A UN report accuses the Israeli military in connection with its action against protestors in the Strip. The report is based on confidential information from military sources. It will not have any effects, source tells AsiaNews. Meanwhile, Israel goes to the polls in April with Netanyahu's leadership at risk.
Jerusalem (AsiaNews) – A UN panel accuses Israeli security forces of (possible) war crimes in connection with the death of at least 189 Palestinians and the wounding of another 6,100 during the weekly protests that flared up last year to Gaza.
“The Israeli security forces killed and maimed Palestinian demonstrators who did not pose an imminent threat of death or serious injury to others when they were shot, nor were they directly participating in hostilities,” the panel report said.
The panel had access to confidential information about those believed to be responsible for the killings, including snipers and commanders, which was given to UN High Commissioner for Human Rights Michelle Bachelet to share with the International Criminal Court (ICC).
One anonymous source in Jerusalem told AsiaNews that this report "will not have any particular effects". In the past, "international organisations, including the UN, reacted to violent acts, but nothing happened. It's just a pile of documents, worth nothing because, with someone’s veto, everything falls."
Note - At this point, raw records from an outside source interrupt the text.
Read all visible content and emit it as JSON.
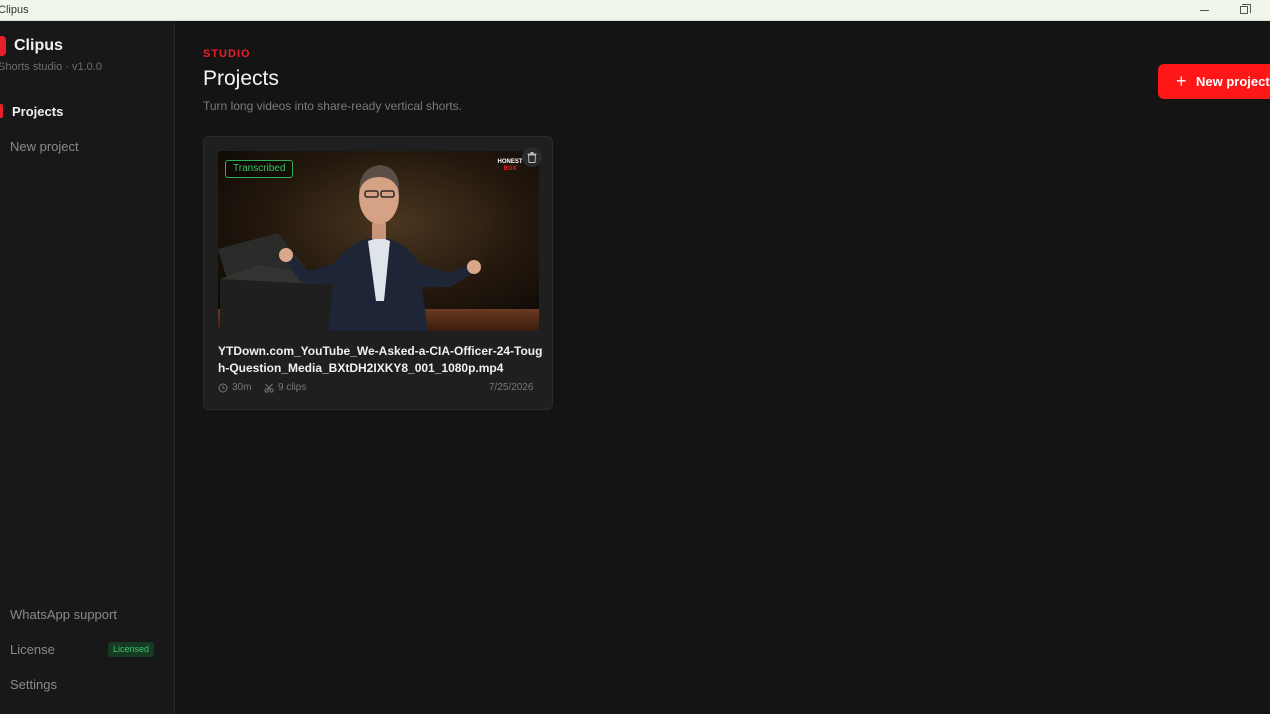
{
  "window": {
    "title": "Clipus"
  },
  "brand": {
    "name": "Clipus",
    "subtitle": "Shorts studio · v1.0.0"
  },
  "sidebar": {
    "nav": [
      {
        "label": "Projects",
        "active": true
      },
      {
        "label": "New project",
        "active": false
      }
    ],
    "footer": [
      {
        "label": "WhatsApp support"
      },
      {
        "label": "License",
        "badge": "Licensed"
      },
      {
        "label": "Settings"
      }
    ]
  },
  "header": {
    "eyebrow": "STUDIO",
    "title": "Projects",
    "subtitle": "Turn long videos into share-ready vertical shorts.",
    "new_button": {
      "icon": "plus-icon",
      "label": "New project"
    }
  },
  "projects": [
    {
      "status": "Transcribed",
      "title": "YTDown.com_YouTube_We-Asked-a-CIA-Officer-24-Tough-Question_Media_BXtDH2IXKY8_001_1080p.mp4",
      "duration": "30m",
      "clips": "9 clips",
      "date": "7/25/2026",
      "thumbnail_logo": "HONEST BOX"
    }
  ],
  "colors": {
    "accent": "#ff1717",
    "background": "#141414",
    "sidebar": "#181818",
    "success": "#36c163"
  }
}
Things are "quieter" now and the recent violence has been put behind. Israel responded with force, based on fear hard to measure that led to the death of almost 200 people in less than a year.
After 30 March 2018 and the start of the "Return March", the border between the Strip and Israel saw repeated Palestinian demonstrations against Israel’s blockade, which has turned Gaza into an open-air jail, and for the recognition of the right of Palestinian refugees to return to their homes.
The confrontation led to numerous episodes of violence, which Israeli activists have described as “our shame” because of the number of Palestinians casualties.
For its part, the Israeli military have claimed that they opened fire to protect the border from raids and attacks by armed gunmen.
A ceasefire seems unlikely and Gaza’s Catholic parish priest has said that the situation is "desperate".
Israel withdrew from Gaza in 2005, but has kept a tight control over its borders and coastline. Since then, it has fought three wars with Hamas, the Palestinian extremist movement that rules the Strip.
"Now everything is focused on Israel’s upcoming elections in April,” said a diplomat contacted by AsiaNews. “There is great expectation for the result and changes at the top are not excluded ".
The challenge to Prime Minister Benjamin Netanyahu's leadership has never so strong.